DTaP combines vaccines against diphtheria, tetanus and pertussis. It is currently given as a series of five doses, recommended at 2 months, 4 months, 6 months and 12 to 18 months, with a booster dose between 4 and 6 years.
Diphtheria generally causes a throat infection, although it also can lead to problems in other parts of the body. The mucous membranes of the throat swell and then become thin and fragile. The infection can cause blockage of the airway, or it can spread into the bloodstream and then to the heart, nerves or brain. Diphtheria is not common in the United States, but pockets of outbreak do occur. It is far more common in developing countries. It is considered important to have a diphtheria vaccine prior to any international travel.
Tetanus is well known. If you step on a rusty nail or get a dirty cut, the bacteria that carry the tetanus toxin can enter the skin and multiply. The wound must be deep for these bacteria to grow, because they can survive only in an environment without any oxygen (called anaerobic). The bacteria release a nerve toxin that causes muscle spasms sometimes so severe that the muscles become completely rigid. Lockjaw (also called trismus) is a classic symptom of tetanus. The breathing muscles can become spastic as well, a potentially life-threatening complication.
Pertussis is more commonly known as whooping cough. In older children, teens, and adults, pertussis causes a persistent (or staccato) cough that goes on for so long that the infected person must gasp and inhale deeply to catch his breath. This is the “whoop” of whooping cough. In infants, especially those under six months, pertussis can cause regular breathing to stop suddenly (called apnea) even before a cough is heard. In some studies, it is estimated that 25 to 30 percent of adults who have been coughing for more than three weeks carry pertussis. One reason pertussis is so prevalent is that the immunity against the infection disappears several years after the last dose of the vaccine. Until 2005, teens and adults had not routinely been vaccinated against pertussis. Instead, they received a booster diphtheria-tetanus vaccine without pertussis. Therefore, many adolescents and almost all adults serve as reservoirs for this bacteria. Since 2005, however, a new tetanus booster vaccine that includes protection against pertussis has been available for adults up to age 65. Although older children and adults can get morbidly sick with pertussis, this is quite rare. Infants are at greatest risk when they are infected.

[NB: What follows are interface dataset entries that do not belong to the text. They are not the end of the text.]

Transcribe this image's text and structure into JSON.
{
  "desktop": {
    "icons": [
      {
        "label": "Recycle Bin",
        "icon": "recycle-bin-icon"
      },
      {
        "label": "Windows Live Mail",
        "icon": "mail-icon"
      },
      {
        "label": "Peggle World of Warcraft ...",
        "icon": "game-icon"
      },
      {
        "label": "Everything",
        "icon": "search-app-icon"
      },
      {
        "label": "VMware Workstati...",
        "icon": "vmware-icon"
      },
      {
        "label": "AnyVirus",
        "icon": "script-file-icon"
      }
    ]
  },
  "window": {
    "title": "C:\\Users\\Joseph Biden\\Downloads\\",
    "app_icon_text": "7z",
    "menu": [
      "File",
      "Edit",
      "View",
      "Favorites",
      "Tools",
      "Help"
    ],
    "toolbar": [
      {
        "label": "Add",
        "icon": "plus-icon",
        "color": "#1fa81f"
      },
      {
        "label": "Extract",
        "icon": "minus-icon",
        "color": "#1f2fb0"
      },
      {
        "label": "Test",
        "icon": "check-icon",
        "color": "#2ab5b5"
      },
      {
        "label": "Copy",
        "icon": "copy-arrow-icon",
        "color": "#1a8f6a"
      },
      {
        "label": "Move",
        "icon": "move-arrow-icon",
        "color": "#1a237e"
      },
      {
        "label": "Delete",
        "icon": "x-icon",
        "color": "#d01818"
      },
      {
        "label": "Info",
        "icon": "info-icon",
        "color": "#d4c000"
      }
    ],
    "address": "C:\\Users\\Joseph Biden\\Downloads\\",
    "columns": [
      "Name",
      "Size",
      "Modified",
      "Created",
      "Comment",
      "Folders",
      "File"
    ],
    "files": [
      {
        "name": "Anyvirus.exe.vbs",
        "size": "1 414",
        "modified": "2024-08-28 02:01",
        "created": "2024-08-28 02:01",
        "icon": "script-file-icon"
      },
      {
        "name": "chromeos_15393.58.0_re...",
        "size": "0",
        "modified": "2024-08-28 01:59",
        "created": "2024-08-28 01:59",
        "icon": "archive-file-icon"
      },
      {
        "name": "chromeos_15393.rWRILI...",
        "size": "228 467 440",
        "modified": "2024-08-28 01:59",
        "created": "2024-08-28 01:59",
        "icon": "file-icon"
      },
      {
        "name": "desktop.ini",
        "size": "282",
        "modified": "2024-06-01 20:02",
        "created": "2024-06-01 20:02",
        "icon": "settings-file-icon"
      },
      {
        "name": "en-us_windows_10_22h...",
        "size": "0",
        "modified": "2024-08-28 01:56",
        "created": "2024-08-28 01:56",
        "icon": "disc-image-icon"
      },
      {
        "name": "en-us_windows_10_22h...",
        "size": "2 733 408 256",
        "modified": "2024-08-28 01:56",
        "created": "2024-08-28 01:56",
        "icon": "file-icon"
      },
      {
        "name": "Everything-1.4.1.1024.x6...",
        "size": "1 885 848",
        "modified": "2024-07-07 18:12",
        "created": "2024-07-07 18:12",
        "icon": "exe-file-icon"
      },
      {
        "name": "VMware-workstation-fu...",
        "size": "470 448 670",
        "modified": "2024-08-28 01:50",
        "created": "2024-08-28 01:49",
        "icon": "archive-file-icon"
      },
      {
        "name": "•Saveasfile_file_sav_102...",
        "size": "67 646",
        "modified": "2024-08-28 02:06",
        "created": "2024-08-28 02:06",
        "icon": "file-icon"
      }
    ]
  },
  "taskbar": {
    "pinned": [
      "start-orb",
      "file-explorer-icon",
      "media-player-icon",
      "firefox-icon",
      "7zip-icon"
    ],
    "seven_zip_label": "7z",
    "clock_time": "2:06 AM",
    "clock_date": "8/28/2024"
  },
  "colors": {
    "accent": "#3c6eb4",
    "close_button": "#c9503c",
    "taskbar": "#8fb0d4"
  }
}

The DTaP formulation of the vaccine has been widely available since 1996. Before that, DPT was used instead. DPT had whole-cell pertussis, not acellular pertussis. The old DPT form was fraught with side effects. It often caused fevers up to 104° to 105°F, which in turn led to febrile seizures in some children. DPT was also responsible for several infant deaths due to shock. When the formulation of pertussis was changed, the side effects of the vaccine became significantly less severe. DPT is no longer used in the United States.
The most common adverse reactions reported with DTaP include pain or soreness at the injection site (5 in 100 children), low-grade fever (5 in 100), fussiness (30 in 100), and swelling at or around the injection site (8 in 100). Only 1 in 3,000 children experiences a high fever. These symptoms resolve in one to three days. Other adverse reactions include continuous screaming or crying for more than three hours (1 in 2,000), seizures (6 in 10,000), and allergy to one of the components.
Many people ask whether the components of DTaP are available separately. Although some countries do carry pertussis vaccine on its own, it is neither manufactured nor available in the United States this way. For now, the only way to be vaccinated against pertussis is to have the combined DTaP vaccine. Tetanus vaccine is available either alone (T) or with diphtheria (TD), but neither T nor TD is recommended for children under seven. In addition, both of these forms tend to contain significant amounts of thimerosal.